By the hour and a half mark, Neal was slurring his sentences noticeably, choosing one-word responses over anything more elaborate. The shivers that shook his slim frame continued.

Within fifteen minutes of that mark, the lead technician announced that they'd have them out in twenty. And Neal was barely responding, half-lidded blue eyes falling closed more often than they focused.

Jones kept asking questions, kept talking, kept holding him even through the pinpricks on his arms and legs from sitting in that position for so long.

"Come on Neal, you're losing the game."

"'S all…right."

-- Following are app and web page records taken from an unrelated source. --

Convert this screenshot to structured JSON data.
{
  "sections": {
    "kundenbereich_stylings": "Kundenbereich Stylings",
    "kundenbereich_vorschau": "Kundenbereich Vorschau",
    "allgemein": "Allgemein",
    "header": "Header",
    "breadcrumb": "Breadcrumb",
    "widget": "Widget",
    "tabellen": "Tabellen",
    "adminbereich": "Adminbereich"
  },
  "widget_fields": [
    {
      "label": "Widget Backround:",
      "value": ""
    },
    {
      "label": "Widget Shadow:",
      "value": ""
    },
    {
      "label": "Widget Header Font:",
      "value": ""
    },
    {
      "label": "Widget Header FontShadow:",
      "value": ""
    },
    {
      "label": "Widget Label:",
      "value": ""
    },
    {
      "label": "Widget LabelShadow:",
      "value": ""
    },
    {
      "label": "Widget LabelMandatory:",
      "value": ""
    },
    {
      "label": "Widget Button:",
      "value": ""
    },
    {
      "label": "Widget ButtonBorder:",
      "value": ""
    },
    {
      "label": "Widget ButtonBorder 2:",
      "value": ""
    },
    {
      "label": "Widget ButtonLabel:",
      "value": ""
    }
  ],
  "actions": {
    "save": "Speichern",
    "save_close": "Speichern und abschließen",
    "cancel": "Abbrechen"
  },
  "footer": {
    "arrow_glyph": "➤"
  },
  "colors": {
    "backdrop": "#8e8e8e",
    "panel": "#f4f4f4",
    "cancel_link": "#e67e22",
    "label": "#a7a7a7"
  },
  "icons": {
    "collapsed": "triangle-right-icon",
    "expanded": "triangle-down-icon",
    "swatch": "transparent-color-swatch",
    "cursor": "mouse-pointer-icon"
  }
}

"I won't leave you Neal."

"'Kay."

"That means you can't leave me either."

"'Kay."


It was five minutes until the two hour mark when the lift was finally raised enough to get the two of them out.

He helped them maneuver Neal's nearly pliant body out first, before climbing out last.

He said nothing when Peter handed him a small towel to wipe the red off his hands.


"We caught him."

"That's always good to know," Neal smiled, playing absently with the pulse ox attached to his index finger, "How's the office?"

"Peter's grouchy and the sludge coffee isn't helping."

Neal's mouth crinkled in a megawatt grin.

"You guys miss me?"

Jones laughed, resting a hand on Neal's shoulder.

"Let's just say things aren't the same without you."

"Jones I'm flattered."

"Yeah, yeah, whatever Caffrey…Say, Peter was very interested in that story about the dog show."

"You mean the alleged dog show."

"The hypothetical one, yes."

"Why?"

"Well there's a case…"

"With you?"

Jones hesitated. He couldn't read Neal as well as Peter could, though he was slowly making his way up that mountain.

Neal let him off the hook.

"Relax Jones. I like working with you."

"Even when you get shot?"

"Especially when I get shot…You never left me."

Neal looked away.

"Neither did you," Jones admitted.

"I guess we're pretty stubborn in that way then."

Jones smiled.

"I guess we are."


By the way, there are several little instances in this story where I make a reference to other prompts on Collar Corner that I intend to fill (eventually). The last one for example, will serve as a sequel to this one :)

Drop a writer a review for the holidays, in the spirit of giving and good Christmas cheer!